The film also withholds the knowledge that Dani is effectively the new John Connor for ultimately no reason. It is neither a satisfactory twist, nor a surprising reveal, it is merely manufactured suspense for those who cannot see incredibly blunt signposting. But even if this film were trying to elevate itself above what came before, it exists solely on the shoulders of its predecessors, never really expositing about the time travel technology, never furthering the story, simply rehashing what we have seen time and time again. This is why I always maintain that as derided as T3 was, at least it had an incredibly bold ending. Dark Fate simply resets with the same will they/won’t they return ominousness that is as painfully rote as it is predictable. It also flies in the face of the central tenant of what the film purports to be about: there is no fate but what we make. This phrase couldn’t be more nonsensical in a world where you stop a murderous AI, only for an identical model to take its place which has the same inevitable plan to stop its adversary, including skeletal time travelling terminators and aerial drones dubbed hunter killers!
To give Dark Fate its due, it is significantly stronger than the last two outings but the bar was so low to the point of franchise killing that it’s not saying much. But the real missed opportunity is that there is absolutely nothing revolutionary about this film other than it isn’t a complete disappointment.
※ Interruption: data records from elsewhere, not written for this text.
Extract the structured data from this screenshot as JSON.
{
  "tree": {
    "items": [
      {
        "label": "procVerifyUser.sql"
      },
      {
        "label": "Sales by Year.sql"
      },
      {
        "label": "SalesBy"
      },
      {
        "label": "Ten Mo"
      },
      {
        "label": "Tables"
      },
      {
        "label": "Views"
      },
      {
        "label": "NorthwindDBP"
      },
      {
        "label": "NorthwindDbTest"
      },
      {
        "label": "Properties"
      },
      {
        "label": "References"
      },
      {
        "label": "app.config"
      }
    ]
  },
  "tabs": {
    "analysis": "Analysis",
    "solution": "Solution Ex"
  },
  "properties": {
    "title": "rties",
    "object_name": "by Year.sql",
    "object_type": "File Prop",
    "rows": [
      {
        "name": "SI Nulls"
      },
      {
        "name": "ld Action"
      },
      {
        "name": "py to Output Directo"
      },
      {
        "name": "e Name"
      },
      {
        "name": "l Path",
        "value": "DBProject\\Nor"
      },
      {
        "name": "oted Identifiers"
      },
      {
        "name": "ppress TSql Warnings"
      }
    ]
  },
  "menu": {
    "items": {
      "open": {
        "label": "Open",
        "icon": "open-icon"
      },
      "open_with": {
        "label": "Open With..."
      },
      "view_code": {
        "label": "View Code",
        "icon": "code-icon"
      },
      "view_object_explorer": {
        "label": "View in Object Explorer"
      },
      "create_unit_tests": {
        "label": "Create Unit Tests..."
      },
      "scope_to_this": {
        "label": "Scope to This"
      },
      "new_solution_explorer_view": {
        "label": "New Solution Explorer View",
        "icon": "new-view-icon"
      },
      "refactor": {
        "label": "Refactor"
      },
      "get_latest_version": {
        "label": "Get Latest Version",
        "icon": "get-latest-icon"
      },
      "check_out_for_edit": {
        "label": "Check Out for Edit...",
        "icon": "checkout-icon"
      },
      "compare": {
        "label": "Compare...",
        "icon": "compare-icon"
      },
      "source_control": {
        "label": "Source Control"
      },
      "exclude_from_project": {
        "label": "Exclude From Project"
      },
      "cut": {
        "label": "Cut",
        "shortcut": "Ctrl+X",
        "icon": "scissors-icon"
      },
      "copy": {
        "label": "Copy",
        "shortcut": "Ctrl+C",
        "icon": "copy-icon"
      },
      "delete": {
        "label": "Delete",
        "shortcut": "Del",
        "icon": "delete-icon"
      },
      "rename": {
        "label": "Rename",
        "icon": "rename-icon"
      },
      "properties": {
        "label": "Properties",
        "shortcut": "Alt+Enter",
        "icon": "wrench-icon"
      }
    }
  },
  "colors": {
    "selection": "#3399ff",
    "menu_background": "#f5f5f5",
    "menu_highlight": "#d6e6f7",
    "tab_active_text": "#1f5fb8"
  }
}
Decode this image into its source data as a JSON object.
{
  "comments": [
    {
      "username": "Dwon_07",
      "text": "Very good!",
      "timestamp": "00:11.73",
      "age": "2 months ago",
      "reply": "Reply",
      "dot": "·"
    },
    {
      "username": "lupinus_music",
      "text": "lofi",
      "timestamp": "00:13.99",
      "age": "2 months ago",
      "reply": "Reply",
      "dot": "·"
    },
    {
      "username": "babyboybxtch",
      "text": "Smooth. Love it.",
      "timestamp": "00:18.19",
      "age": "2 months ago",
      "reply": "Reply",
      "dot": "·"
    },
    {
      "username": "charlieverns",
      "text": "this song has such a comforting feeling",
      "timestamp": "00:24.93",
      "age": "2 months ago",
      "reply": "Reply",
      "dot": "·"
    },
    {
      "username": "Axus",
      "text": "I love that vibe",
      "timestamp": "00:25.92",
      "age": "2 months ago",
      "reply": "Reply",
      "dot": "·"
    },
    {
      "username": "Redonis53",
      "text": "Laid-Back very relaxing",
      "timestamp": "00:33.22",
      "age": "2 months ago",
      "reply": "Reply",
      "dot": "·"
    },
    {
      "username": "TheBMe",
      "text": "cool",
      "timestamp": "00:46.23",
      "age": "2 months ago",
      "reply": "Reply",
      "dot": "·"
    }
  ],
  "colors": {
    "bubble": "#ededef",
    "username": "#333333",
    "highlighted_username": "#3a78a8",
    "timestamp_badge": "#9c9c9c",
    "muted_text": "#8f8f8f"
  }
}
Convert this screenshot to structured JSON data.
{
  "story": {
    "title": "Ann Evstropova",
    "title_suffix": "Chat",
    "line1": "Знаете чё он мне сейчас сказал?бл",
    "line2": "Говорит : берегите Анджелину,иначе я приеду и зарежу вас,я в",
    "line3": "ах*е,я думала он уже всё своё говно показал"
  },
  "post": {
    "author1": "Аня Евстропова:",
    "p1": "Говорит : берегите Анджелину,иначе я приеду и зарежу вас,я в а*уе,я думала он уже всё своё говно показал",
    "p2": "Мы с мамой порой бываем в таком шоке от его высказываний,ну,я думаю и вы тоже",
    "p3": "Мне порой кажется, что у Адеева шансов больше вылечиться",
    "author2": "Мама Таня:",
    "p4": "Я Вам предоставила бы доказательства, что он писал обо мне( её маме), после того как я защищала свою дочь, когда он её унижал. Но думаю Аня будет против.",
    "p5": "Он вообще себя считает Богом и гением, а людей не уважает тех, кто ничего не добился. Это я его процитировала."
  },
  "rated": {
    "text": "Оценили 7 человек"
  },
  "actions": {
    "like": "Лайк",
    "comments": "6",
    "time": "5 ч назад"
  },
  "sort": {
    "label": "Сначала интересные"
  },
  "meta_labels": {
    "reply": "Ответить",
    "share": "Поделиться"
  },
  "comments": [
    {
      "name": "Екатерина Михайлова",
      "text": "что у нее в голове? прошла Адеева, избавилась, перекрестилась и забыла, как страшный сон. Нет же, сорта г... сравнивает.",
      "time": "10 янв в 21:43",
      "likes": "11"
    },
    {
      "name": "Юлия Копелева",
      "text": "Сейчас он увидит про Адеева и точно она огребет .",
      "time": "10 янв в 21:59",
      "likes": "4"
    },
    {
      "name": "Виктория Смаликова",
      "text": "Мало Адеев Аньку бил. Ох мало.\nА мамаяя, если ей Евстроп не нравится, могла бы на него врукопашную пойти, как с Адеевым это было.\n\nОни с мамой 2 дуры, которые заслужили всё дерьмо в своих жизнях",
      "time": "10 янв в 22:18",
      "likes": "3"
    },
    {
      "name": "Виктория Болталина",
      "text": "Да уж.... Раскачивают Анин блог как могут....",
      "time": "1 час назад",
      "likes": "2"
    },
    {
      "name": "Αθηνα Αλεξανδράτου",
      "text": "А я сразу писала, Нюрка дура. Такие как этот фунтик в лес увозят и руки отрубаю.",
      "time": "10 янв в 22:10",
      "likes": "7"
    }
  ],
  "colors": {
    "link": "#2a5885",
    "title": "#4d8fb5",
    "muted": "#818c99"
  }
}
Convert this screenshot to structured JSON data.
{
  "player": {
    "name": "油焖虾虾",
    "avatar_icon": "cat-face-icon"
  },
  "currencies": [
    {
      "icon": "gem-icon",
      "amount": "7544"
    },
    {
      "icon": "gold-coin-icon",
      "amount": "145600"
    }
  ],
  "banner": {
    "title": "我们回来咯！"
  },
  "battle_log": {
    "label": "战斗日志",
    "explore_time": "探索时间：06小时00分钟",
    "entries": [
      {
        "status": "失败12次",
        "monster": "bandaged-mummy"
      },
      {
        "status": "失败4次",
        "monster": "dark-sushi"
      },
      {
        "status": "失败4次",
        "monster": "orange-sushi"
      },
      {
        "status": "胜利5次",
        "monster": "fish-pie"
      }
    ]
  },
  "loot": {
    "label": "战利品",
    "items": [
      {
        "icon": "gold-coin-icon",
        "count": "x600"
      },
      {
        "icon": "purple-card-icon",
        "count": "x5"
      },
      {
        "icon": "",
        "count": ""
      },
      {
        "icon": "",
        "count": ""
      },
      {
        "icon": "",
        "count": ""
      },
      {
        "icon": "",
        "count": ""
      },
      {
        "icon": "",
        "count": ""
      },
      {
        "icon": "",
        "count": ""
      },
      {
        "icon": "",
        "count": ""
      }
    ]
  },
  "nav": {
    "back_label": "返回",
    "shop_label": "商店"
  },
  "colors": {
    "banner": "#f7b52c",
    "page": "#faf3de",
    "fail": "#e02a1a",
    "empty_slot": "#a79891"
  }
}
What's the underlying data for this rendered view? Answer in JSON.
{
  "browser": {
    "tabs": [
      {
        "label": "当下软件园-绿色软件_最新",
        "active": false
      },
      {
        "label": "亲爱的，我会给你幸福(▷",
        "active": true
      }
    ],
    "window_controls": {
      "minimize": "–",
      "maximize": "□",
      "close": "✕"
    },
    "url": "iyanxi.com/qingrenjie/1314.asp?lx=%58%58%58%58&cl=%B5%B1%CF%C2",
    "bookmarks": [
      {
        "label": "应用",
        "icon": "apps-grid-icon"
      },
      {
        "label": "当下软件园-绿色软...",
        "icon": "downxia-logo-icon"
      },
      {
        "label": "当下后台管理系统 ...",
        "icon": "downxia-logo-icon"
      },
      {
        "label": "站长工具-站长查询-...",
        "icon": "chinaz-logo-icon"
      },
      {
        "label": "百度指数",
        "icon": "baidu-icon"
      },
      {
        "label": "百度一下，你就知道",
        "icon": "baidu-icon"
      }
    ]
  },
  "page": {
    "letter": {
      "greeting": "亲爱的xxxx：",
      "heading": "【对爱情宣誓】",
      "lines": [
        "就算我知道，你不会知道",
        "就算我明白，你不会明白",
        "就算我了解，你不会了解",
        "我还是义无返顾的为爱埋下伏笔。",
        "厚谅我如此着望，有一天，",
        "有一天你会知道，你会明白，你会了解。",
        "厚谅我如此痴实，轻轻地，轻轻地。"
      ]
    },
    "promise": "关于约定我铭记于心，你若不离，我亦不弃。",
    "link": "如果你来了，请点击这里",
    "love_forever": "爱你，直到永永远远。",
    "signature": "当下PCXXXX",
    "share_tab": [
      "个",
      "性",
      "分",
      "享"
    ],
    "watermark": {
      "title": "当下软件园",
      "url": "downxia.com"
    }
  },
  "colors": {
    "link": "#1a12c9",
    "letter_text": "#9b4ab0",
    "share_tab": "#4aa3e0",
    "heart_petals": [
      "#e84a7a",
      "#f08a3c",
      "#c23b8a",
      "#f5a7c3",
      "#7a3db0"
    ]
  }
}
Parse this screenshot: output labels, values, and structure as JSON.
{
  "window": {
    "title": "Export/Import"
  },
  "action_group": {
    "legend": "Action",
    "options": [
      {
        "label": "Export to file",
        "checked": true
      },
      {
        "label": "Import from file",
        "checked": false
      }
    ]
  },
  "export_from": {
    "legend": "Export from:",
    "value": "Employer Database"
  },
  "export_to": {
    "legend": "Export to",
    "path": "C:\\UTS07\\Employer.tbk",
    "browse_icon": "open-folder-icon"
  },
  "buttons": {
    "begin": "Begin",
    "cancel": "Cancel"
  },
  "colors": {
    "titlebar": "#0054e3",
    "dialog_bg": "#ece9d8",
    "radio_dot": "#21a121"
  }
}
25th October 2019
The Scene To Look Out For:
For all this film’s strengths, it still commits some cardinal sins of robot fighting. Fights are dragged out in favour of prolonging set-pieces rather than taking the cold calculating mindset of an algorithm programmed machine and if I ever see a Terminator film where a machine is lying on someone with its hands around their throat but not a) crushing them under the intense weight or b) immediately mashing their esophagus with its piston grip, it’ll be quite the achievement.
Luna does a great job with what he has but like so many on-screen adversaries, he is both overpowered and weakened as dictated by the plot’s requirements. The rules of the Rev-9 shift between a ruthlessly efficient killing machine acting without hesitation and a sluggish dullard amnesiatically overlooking its own capabilities.
“Funerals don’t help them and goodbyes don’t help you”
In A Few Words:
“A surprisingly solid feature but offers a lot more of the same, proving itself more imitator than innovator”